**** Working data ****
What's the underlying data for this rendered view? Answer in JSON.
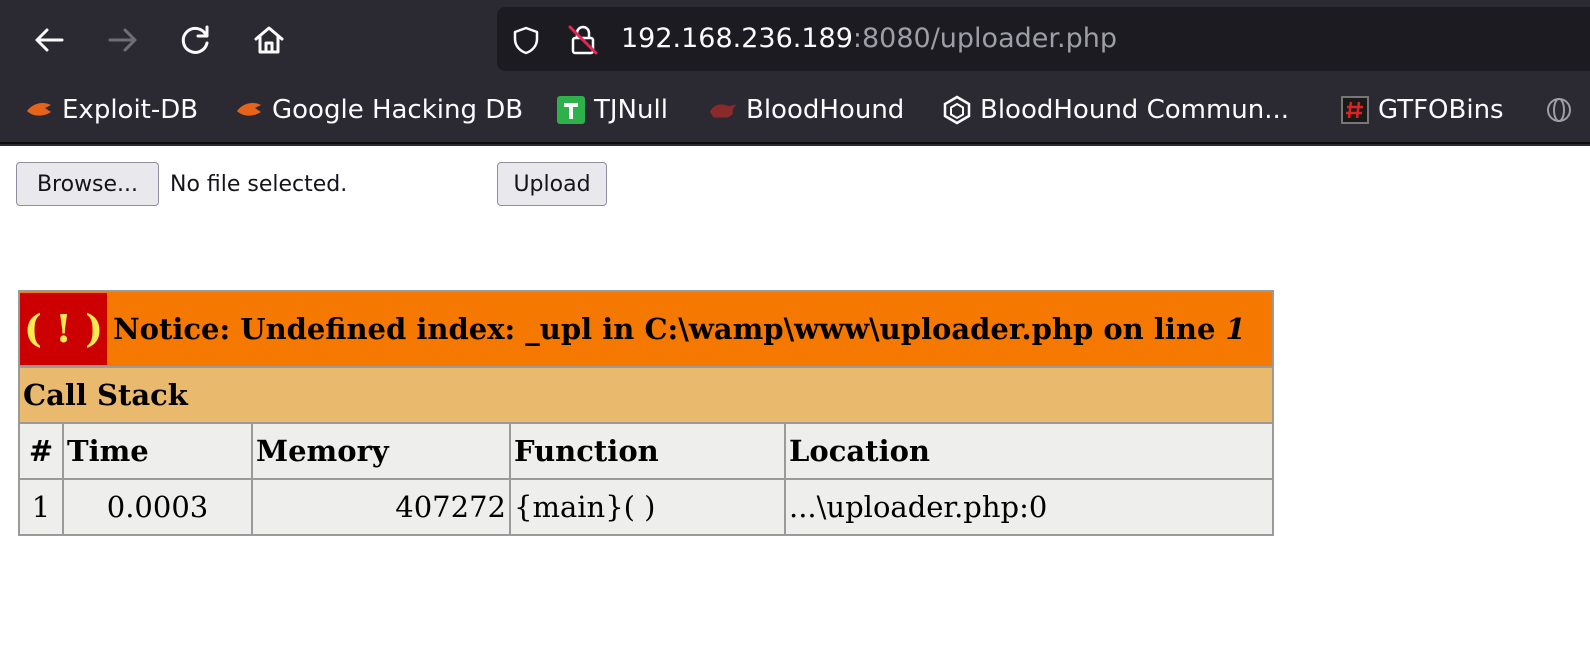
{
  "browser": {
    "url_host": "192.168.236.189",
    "url_rest": ":8080/uploader.php",
    "bookmarks": [
      {
        "label": "Exploit-DB",
        "icon": "exploit-db-icon"
      },
      {
        "label": "Google Hacking DB",
        "icon": "exploit-db-icon"
      },
      {
        "label": "TJNull",
        "icon": "tjnull-icon"
      },
      {
        "label": "BloodHound",
        "icon": "bloodhound-icon"
      },
      {
        "label": "BloodHound Commun...",
        "icon": "bloodhound-community-icon"
      },
      {
        "label": "GTFOBins",
        "icon": "gtfobins-icon"
      }
    ]
  },
  "form": {
    "browse_label": "Browse...",
    "file_status": "No file selected.",
    "upload_label": "Upload"
  },
  "error": {
    "badge": "( ! )",
    "notice": "Notice: Undefined index: _upl in C:\\wamp\\www\\uploader.php on line ",
    "line": "1",
    "call_stack": "Call Stack",
    "columns": [
      "#",
      "Time",
      "Memory",
      "Function",
      "Location"
    ],
    "rows": [
      {
        "num": "1",
        "time": "0.0003",
        "memory": "407272",
        "function": "{main}( )",
        "location": "...\\uploader.php:0"
      }
    ]
  },
  "colors": {
    "notice_bg": "#f57900",
    "badge_bg": "#cc0000",
    "badge_fg": "#fce94f",
    "callstack_bg": "#e9b96e",
    "table_bg": "#eeeeec",
    "chrome_bg": "#2b2a33"
  }
}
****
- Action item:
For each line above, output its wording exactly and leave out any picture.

- Written response:
What's the underlying data for this rendered view? Answer in JSON.
{
  "browser": {
    "url_host": "192.168.236.189",
    "url_rest": ":8080/uploader.php",
    "bookmarks": [
      {
        "label": "Exploit-DB",
        "icon": "exploit-db-icon"
      },
      {
        "label": "Google Hacking DB",
        "icon": "exploit-db-icon"
      },
      {
        "label": "TJNull",
        "icon": "tjnull-icon"
      },
      {
        "label": "BloodHound",
        "icon": "bloodhound-icon"
      },
      {
        "label": "BloodHound Commun...",
        "icon": "bloodhound-community-icon"
      },
      {
        "label": "GTFOBins",
        "icon": "gtfobins-icon"
      }
    ]
  },
  "form": {
    "browse_label": "Browse...",
    "file_status": "No file selected.",
    "upload_label": "Upload"
  },
  "error": {
    "badge": "( ! )",
    "notice": "Notice: Undefined index: _upl in C:\\wamp\\www\\uploader.php on line ",
    "line": "1",
    "call_stack": "Call Stack",
    "columns": [
      "#",
      "Time",
      "Memory",
      "Function",
      "Location"
    ],
    "rows": [
      {
        "num": "1",
        "time": "0.0003",
        "memory": "407272",
        "function": "{main}( )",
        "location": "...\\uploader.php:0"
      }
    ]
  },
  "colors": {
    "notice_bg": "#f57900",
    "badge_bg": "#cc0000",
    "badge_fg": "#fce94f",
    "callstack_bg": "#e9b96e",
    "table_bg": "#eeeeec",
    "chrome_bg": "#2b2a33"
  }
}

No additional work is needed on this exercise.